**Dataset extract:**

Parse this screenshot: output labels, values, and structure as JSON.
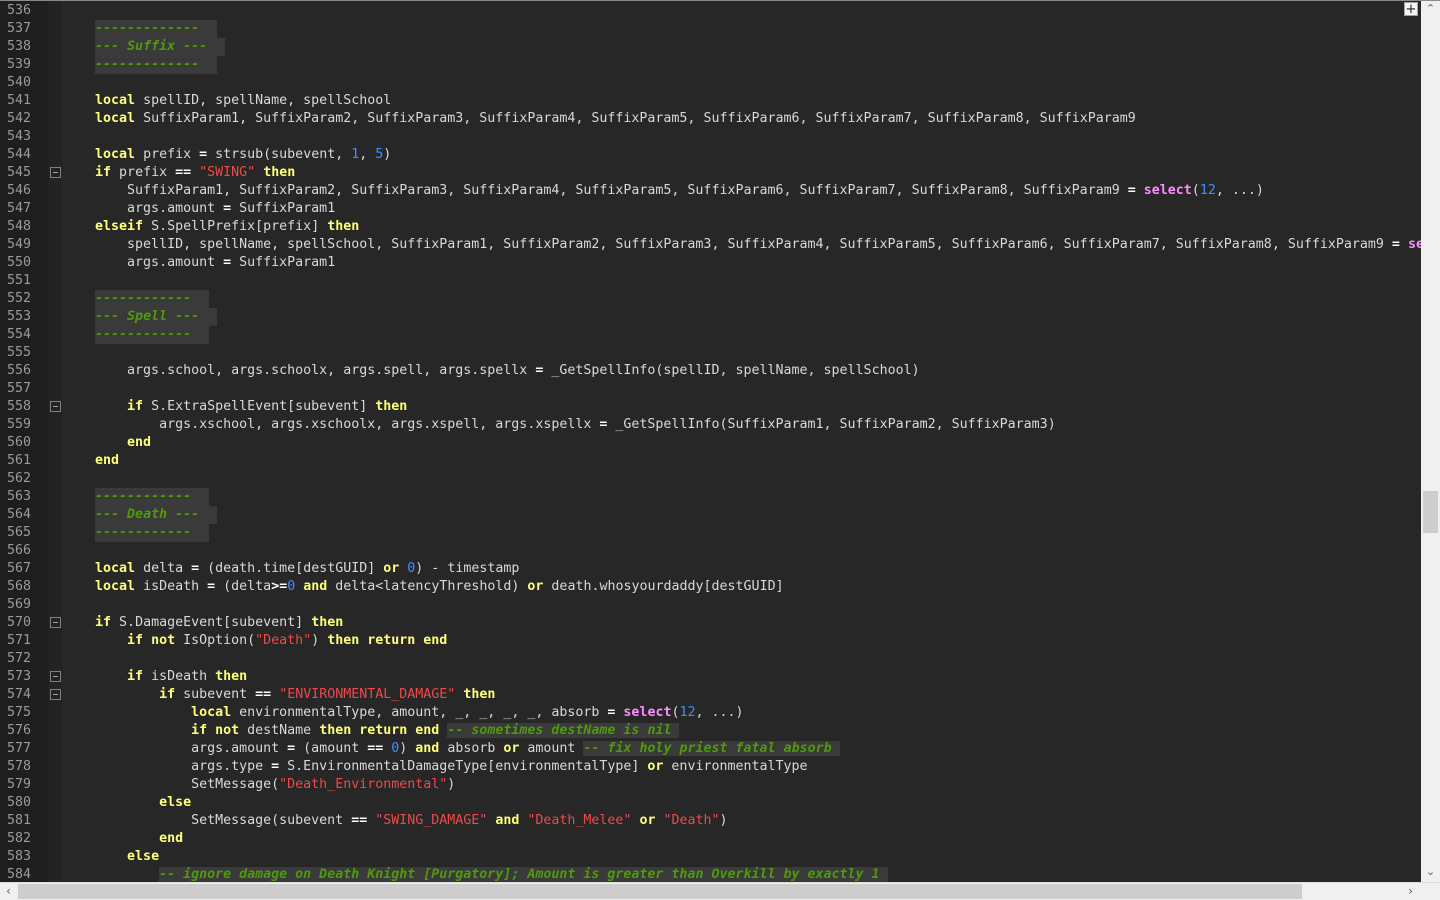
{
  "editor": {
    "theme_colors": {
      "background": "#272727",
      "keyword": "#ffff7a",
      "string": "#f04848",
      "number": "#3f8fff",
      "function": "#ff8cff",
      "comment": "#4e9a0a",
      "comment_bg": "#3a3a3a",
      "text": "#d8d8d8"
    },
    "zoom_button_label": "+",
    "scroll_up_icon": "chevron-up-icon",
    "scroll_down_icon": "chevron-down-icon",
    "scroll_left_icon": "chevron-left-icon",
    "scroll_right_icon": "chevron-right-icon",
    "glyphs": {
      "up": "⌃",
      "down": "⌄",
      "left": "‹",
      "right": "›"
    }
  },
  "lines": [
    {
      "num": "536",
      "tokens": []
    },
    {
      "num": "537",
      "tokens": [
        [
          "t",
          "    "
        ],
        [
          "h",
          "-------------"
        ]
      ]
    },
    {
      "num": "538",
      "tokens": [
        [
          "t",
          "    "
        ],
        [
          "h",
          "--- Suffix ---"
        ]
      ]
    },
    {
      "num": "539",
      "tokens": [
        [
          "t",
          "    "
        ],
        [
          "h",
          "-------------"
        ]
      ]
    },
    {
      "num": "540",
      "tokens": []
    },
    {
      "num": "541",
      "tokens": [
        [
          "t",
          "    "
        ],
        [
          "k",
          "local"
        ],
        [
          "t",
          " spellID, spellName, spellSchool"
        ]
      ]
    },
    {
      "num": "542",
      "tokens": [
        [
          "t",
          "    "
        ],
        [
          "k",
          "local"
        ],
        [
          "t",
          " SuffixParam1, SuffixParam2, SuffixParam3, SuffixParam4, SuffixParam5, SuffixParam6, SuffixParam7, SuffixParam8, SuffixParam9"
        ]
      ]
    },
    {
      "num": "543",
      "tokens": []
    },
    {
      "num": "544",
      "tokens": [
        [
          "t",
          "    "
        ],
        [
          "k",
          "local"
        ],
        [
          "t",
          " prefix "
        ],
        [
          "o",
          "="
        ],
        [
          "t",
          " strsub(subevent, "
        ],
        [
          "n",
          "1"
        ],
        [
          "t",
          ", "
        ],
        [
          "n",
          "5"
        ],
        [
          "t",
          ")"
        ]
      ]
    },
    {
      "num": "545",
      "tokens": [
        [
          "t",
          "    "
        ],
        [
          "k",
          "if"
        ],
        [
          "t",
          " prefix "
        ],
        [
          "o",
          "=="
        ],
        [
          "t",
          " "
        ],
        [
          "s",
          "\"SWING\""
        ],
        [
          "t",
          " "
        ],
        [
          "k",
          "then"
        ]
      ]
    },
    {
      "num": "546",
      "tokens": [
        [
          "t",
          "        SuffixParam1, SuffixParam2, SuffixParam3, SuffixParam4, SuffixParam5, SuffixParam6, SuffixParam7, SuffixParam8, SuffixParam9 "
        ],
        [
          "o",
          "="
        ],
        [
          "t",
          " "
        ],
        [
          "f",
          "select"
        ],
        [
          "t",
          "("
        ],
        [
          "n",
          "12"
        ],
        [
          "t",
          ", ...)"
        ]
      ]
    },
    {
      "num": "547",
      "tokens": [
        [
          "t",
          "        args.amount "
        ],
        [
          "o",
          "="
        ],
        [
          "t",
          " SuffixParam1"
        ]
      ]
    },
    {
      "num": "548",
      "tokens": [
        [
          "t",
          "    "
        ],
        [
          "k",
          "elseif"
        ],
        [
          "t",
          " S.SpellPrefix[prefix] "
        ],
        [
          "k",
          "then"
        ]
      ]
    },
    {
      "num": "549",
      "tokens": [
        [
          "t",
          "        spellID, spellName, spellSchool, SuffixParam1, SuffixParam2, SuffixParam3, SuffixParam4, SuffixParam5, SuffixParam6, SuffixParam7, SuffixParam8, SuffixParam9 "
        ],
        [
          "o",
          "="
        ],
        [
          "t",
          " "
        ],
        [
          "f",
          "se"
        ]
      ]
    },
    {
      "num": "550",
      "tokens": [
        [
          "t",
          "        args.amount "
        ],
        [
          "o",
          "="
        ],
        [
          "t",
          " SuffixParam1"
        ]
      ]
    },
    {
      "num": "551",
      "tokens": []
    },
    {
      "num": "552",
      "tokens": [
        [
          "t",
          "    "
        ],
        [
          "h",
          "------------"
        ]
      ]
    },
    {
      "num": "553",
      "tokens": [
        [
          "t",
          "    "
        ],
        [
          "h",
          "--- Spell ---"
        ]
      ]
    },
    {
      "num": "554",
      "tokens": [
        [
          "t",
          "    "
        ],
        [
          "h",
          "------------"
        ]
      ]
    },
    {
      "num": "555",
      "tokens": []
    },
    {
      "num": "556",
      "tokens": [
        [
          "t",
          "        args.school, args.schoolx, args.spell, args.spellx "
        ],
        [
          "o",
          "="
        ],
        [
          "t",
          " _GetSpellInfo(spellID, spellName, spellSchool)"
        ]
      ]
    },
    {
      "num": "557",
      "tokens": []
    },
    {
      "num": "558",
      "tokens": [
        [
          "t",
          "        "
        ],
        [
          "k",
          "if"
        ],
        [
          "t",
          " S.ExtraSpellEvent[subevent] "
        ],
        [
          "k",
          "then"
        ]
      ]
    },
    {
      "num": "559",
      "tokens": [
        [
          "t",
          "            args.xschool, args.xschoolx, args.xspell, args.xspellx "
        ],
        [
          "o",
          "="
        ],
        [
          "t",
          " _GetSpellInfo(SuffixParam1, SuffixParam2, SuffixParam3)"
        ]
      ]
    },
    {
      "num": "560",
      "tokens": [
        [
          "t",
          "        "
        ],
        [
          "k",
          "end"
        ]
      ]
    },
    {
      "num": "561",
      "tokens": [
        [
          "t",
          "    "
        ],
        [
          "k",
          "end"
        ]
      ]
    },
    {
      "num": "562",
      "tokens": []
    },
    {
      "num": "563",
      "tokens": [
        [
          "t",
          "    "
        ],
        [
          "h",
          "------------"
        ]
      ]
    },
    {
      "num": "564",
      "tokens": [
        [
          "t",
          "    "
        ],
        [
          "h",
          "--- Death ---"
        ]
      ]
    },
    {
      "num": "565",
      "tokens": [
        [
          "t",
          "    "
        ],
        [
          "h",
          "------------"
        ]
      ]
    },
    {
      "num": "566",
      "tokens": []
    },
    {
      "num": "567",
      "tokens": [
        [
          "t",
          "    "
        ],
        [
          "k",
          "local"
        ],
        [
          "t",
          " delta "
        ],
        [
          "o",
          "="
        ],
        [
          "t",
          " (death.time[destGUID] "
        ],
        [
          "k",
          "or"
        ],
        [
          "t",
          " "
        ],
        [
          "n",
          "0"
        ],
        [
          "t",
          ") - timestamp"
        ]
      ]
    },
    {
      "num": "568",
      "tokens": [
        [
          "t",
          "    "
        ],
        [
          "k",
          "local"
        ],
        [
          "t",
          " isDeath "
        ],
        [
          "o",
          "="
        ],
        [
          "t",
          " (delta"
        ],
        [
          "o",
          ">="
        ],
        [
          "n",
          "0"
        ],
        [
          "t",
          " "
        ],
        [
          "k",
          "and"
        ],
        [
          "t",
          " delta<latencyThreshold) "
        ],
        [
          "k",
          "or"
        ],
        [
          "t",
          " death.whosyourdaddy[destGUID]"
        ]
      ]
    },
    {
      "num": "569",
      "tokens": []
    },
    {
      "num": "570",
      "tokens": [
        [
          "t",
          "    "
        ],
        [
          "k",
          "if"
        ],
        [
          "t",
          " S.DamageEvent[subevent] "
        ],
        [
          "k",
          "then"
        ]
      ]
    },
    {
      "num": "571",
      "tokens": [
        [
          "t",
          "        "
        ],
        [
          "k",
          "if not"
        ],
        [
          "t",
          " IsOption("
        ],
        [
          "s",
          "\"Death\""
        ],
        [
          "t",
          ") "
        ],
        [
          "k",
          "then return end"
        ]
      ]
    },
    {
      "num": "572",
      "tokens": []
    },
    {
      "num": "573",
      "tokens": [
        [
          "t",
          "        "
        ],
        [
          "k",
          "if"
        ],
        [
          "t",
          " isDeath "
        ],
        [
          "k",
          "then"
        ]
      ]
    },
    {
      "num": "574",
      "tokens": [
        [
          "t",
          "            "
        ],
        [
          "k",
          "if"
        ],
        [
          "t",
          " subevent "
        ],
        [
          "o",
          "=="
        ],
        [
          "t",
          " "
        ],
        [
          "s",
          "\"ENVIRONMENTAL_DAMAGE\""
        ],
        [
          "t",
          " "
        ],
        [
          "k",
          "then"
        ]
      ]
    },
    {
      "num": "575",
      "tokens": [
        [
          "t",
          "                "
        ],
        [
          "k",
          "local"
        ],
        [
          "t",
          " environmentalType, amount, _, _, _, _, absorb "
        ],
        [
          "o",
          "="
        ],
        [
          "t",
          " "
        ],
        [
          "f",
          "select"
        ],
        [
          "t",
          "("
        ],
        [
          "n",
          "12"
        ],
        [
          "t",
          ", ...)"
        ]
      ]
    },
    {
      "num": "576",
      "tokens": [
        [
          "t",
          "                "
        ],
        [
          "k",
          "if not"
        ],
        [
          "t",
          " destName "
        ],
        [
          "k",
          "then return end"
        ],
        [
          "t",
          " "
        ],
        [
          "c",
          "-- sometimes destName is nil"
        ]
      ]
    },
    {
      "num": "577",
      "tokens": [
        [
          "t",
          "                args.amount "
        ],
        [
          "o",
          "="
        ],
        [
          "t",
          " (amount "
        ],
        [
          "o",
          "=="
        ],
        [
          "t",
          " "
        ],
        [
          "n",
          "0"
        ],
        [
          "t",
          ") "
        ],
        [
          "k",
          "and"
        ],
        [
          "t",
          " absorb "
        ],
        [
          "k",
          "or"
        ],
        [
          "t",
          " amount "
        ],
        [
          "c",
          "-- fix holy priest fatal absorb"
        ]
      ]
    },
    {
      "num": "578",
      "tokens": [
        [
          "t",
          "                args.type "
        ],
        [
          "o",
          "="
        ],
        [
          "t",
          " S.EnvironmentalDamageType[environmentalType] "
        ],
        [
          "k",
          "or"
        ],
        [
          "t",
          " environmentalType"
        ]
      ]
    },
    {
      "num": "579",
      "tokens": [
        [
          "t",
          "                SetMessage("
        ],
        [
          "s",
          "\"Death_Environmental\""
        ],
        [
          "t",
          ")"
        ]
      ]
    },
    {
      "num": "580",
      "tokens": [
        [
          "t",
          "            "
        ],
        [
          "k",
          "else"
        ]
      ]
    },
    {
      "num": "581",
      "tokens": [
        [
          "t",
          "                SetMessage(subevent "
        ],
        [
          "o",
          "=="
        ],
        [
          "t",
          " "
        ],
        [
          "s",
          "\"SWING_DAMAGE\""
        ],
        [
          "t",
          " "
        ],
        [
          "k",
          "and"
        ],
        [
          "t",
          " "
        ],
        [
          "s",
          "\"Death_Melee\""
        ],
        [
          "t",
          " "
        ],
        [
          "k",
          "or"
        ],
        [
          "t",
          " "
        ],
        [
          "s",
          "\"Death\""
        ],
        [
          "t",
          ")"
        ]
      ]
    },
    {
      "num": "582",
      "tokens": [
        [
          "t",
          "            "
        ],
        [
          "k",
          "end"
        ]
      ]
    },
    {
      "num": "583",
      "tokens": [
        [
          "t",
          "        "
        ],
        [
          "k",
          "else"
        ]
      ]
    },
    {
      "num": "584",
      "tokens": [
        [
          "t",
          "            "
        ],
        [
          "c",
          "-- ignore damage on Death Knight [Purgatory]; Amount is greater than Overkill by exactly 1"
        ]
      ]
    }
  ]
}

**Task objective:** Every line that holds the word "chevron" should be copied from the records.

**Solved exercise:**
    "scroll_up_icon": "chevron-up-icon",
    "scroll_down_icon": "chevron-down-icon",
    "scroll_left_icon": "chevron-left-icon",
    "scroll_right_icon": "chevron-right-icon",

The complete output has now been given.